We will adjourn to the Bayan Chapel in Dasmarinas Cavite for our Closing Program and Dinner and be able to have a smell of fresh, cool air and a magnificent view of the country side on our way there. Before leaving Makati, we will have a brief visit to the World War II Manila American Cemetery and Memorial located at Fort Bonifacio in the district of Taguig, which is just the opposite side of the Buendia Chapel across Edsa. The cemetery is the final resting place for 17,206 American military dead lost during the War in the Pacific for New Guinea and the Philippines. A monument is inscribed with the names of 36,285 Americans whose remains were never found or identified. Twenty-five large mosaic maps around the chapel depict the Pacific campaigns. For Church history, the American Cemetery was where, Elder Gordon B. Hinckley, then Assistant to the Twelve, met with a small group of local servicemen, American residents, Filipino members and their families last April 28, 1961, to offer a prayer for the islands and open the islands for missionary work. The first missionaries, Elders Ray Goodson, Harry Murray, Kent Lowe and Nestor Ledesma, arrived in Manila on June 5, 1961.

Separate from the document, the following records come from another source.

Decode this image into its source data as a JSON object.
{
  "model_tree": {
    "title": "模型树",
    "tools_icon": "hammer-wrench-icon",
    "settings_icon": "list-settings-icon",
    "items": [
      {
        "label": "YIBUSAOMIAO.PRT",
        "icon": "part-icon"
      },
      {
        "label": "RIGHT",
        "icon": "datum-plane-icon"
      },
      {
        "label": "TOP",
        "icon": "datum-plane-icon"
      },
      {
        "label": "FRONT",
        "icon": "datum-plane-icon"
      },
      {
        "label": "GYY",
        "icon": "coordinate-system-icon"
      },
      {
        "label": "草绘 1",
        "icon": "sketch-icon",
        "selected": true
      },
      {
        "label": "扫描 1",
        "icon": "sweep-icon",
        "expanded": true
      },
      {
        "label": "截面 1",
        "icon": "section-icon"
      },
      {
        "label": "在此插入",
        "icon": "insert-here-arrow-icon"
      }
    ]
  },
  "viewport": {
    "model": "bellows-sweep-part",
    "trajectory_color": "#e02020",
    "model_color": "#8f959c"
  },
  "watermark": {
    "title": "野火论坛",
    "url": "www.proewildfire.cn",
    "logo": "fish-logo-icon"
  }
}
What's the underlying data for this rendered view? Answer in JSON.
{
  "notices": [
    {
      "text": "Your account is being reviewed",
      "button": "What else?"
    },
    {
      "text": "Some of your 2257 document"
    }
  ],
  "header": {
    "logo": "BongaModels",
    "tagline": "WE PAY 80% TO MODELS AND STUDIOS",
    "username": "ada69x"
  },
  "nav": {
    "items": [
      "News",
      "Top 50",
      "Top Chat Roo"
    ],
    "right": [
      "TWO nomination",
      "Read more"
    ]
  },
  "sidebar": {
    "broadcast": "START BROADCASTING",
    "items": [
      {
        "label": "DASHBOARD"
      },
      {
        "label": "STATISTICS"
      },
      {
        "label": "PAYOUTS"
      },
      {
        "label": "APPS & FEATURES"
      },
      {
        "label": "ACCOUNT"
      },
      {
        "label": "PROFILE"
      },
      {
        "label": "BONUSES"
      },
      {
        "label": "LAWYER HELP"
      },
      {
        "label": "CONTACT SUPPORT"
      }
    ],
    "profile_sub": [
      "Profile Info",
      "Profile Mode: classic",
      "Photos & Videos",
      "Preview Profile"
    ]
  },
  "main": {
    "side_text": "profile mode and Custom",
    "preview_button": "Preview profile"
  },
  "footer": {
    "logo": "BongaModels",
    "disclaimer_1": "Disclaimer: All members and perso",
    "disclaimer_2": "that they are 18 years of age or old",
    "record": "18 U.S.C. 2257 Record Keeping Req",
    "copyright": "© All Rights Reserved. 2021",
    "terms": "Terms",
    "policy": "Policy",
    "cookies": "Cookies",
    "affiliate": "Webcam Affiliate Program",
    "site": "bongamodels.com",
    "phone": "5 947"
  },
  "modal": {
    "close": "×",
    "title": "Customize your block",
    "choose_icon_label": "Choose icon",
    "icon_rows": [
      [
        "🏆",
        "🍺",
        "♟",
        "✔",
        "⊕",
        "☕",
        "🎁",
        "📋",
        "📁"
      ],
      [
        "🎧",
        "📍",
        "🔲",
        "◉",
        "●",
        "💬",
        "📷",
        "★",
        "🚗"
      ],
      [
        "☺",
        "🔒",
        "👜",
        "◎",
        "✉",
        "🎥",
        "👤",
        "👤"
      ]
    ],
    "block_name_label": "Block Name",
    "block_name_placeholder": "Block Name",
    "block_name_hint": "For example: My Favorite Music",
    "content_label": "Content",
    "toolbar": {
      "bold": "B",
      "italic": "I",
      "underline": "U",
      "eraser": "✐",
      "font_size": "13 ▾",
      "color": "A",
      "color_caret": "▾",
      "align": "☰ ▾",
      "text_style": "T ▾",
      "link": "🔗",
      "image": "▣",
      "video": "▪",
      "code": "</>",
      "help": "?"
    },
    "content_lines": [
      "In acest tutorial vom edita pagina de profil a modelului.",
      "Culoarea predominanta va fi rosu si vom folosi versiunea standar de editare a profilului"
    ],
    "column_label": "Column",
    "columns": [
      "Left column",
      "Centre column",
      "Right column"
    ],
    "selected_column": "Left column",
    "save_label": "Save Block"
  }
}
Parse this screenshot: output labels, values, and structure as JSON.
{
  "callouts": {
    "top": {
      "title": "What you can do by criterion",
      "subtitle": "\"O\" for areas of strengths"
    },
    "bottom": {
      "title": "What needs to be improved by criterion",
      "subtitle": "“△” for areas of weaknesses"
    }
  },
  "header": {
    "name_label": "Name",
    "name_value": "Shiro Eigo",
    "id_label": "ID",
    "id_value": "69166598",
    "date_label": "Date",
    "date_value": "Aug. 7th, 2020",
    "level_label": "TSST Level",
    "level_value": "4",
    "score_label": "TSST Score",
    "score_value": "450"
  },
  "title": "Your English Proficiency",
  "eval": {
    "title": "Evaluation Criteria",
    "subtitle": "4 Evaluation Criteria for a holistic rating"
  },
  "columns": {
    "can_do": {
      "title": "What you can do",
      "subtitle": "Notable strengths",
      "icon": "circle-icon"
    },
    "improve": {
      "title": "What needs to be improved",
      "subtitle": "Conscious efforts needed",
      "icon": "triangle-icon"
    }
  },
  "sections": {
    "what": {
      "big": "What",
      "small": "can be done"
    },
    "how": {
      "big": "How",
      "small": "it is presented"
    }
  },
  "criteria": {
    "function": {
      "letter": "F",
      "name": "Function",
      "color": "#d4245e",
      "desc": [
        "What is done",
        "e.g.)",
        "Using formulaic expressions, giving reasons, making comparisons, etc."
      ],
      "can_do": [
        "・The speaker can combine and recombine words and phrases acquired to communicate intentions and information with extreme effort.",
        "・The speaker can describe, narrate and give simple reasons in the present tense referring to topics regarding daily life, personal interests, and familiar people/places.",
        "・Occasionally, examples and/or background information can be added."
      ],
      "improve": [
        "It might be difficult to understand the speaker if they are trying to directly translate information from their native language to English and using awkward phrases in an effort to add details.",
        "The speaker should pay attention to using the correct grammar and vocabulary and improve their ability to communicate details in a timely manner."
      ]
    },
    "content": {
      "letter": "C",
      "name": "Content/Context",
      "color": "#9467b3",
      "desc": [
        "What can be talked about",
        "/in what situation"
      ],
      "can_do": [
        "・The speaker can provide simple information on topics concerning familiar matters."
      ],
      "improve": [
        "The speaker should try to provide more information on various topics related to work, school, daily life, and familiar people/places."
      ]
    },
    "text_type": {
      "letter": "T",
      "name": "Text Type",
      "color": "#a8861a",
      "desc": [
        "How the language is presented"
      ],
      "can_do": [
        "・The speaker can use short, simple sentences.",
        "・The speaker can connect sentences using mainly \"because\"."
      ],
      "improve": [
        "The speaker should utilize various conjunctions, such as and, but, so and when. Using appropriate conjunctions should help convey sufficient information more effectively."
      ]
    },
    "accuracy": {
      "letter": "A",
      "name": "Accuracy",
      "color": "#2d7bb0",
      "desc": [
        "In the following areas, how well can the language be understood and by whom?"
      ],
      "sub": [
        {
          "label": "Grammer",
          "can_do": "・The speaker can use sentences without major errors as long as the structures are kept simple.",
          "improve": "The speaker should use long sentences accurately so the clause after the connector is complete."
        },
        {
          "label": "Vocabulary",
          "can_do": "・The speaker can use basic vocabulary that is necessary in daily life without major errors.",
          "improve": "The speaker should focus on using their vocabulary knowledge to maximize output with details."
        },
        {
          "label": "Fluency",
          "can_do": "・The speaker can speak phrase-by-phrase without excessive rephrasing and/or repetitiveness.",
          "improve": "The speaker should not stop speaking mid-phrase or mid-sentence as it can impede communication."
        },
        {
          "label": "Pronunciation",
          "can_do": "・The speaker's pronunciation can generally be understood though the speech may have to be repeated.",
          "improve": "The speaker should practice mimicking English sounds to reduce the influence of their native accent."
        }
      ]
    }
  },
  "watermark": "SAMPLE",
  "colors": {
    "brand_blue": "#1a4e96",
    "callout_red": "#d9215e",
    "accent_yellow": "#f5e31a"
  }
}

Our Delegates will include practitioners, students, judicial officers, government employees , key Church leaders and their families. They will provide an interesting range of perspectives, insightful comments, and provocative questions. We need and value your participation and contribution. Each delegate will inform, enlighten and uplift each other.
We look forward to seeing you all at the Conference. Please come prepared to enjoy the spirit and fellowship of our learned friends in the Law.
ATTY. MARY ANN L. OJEDA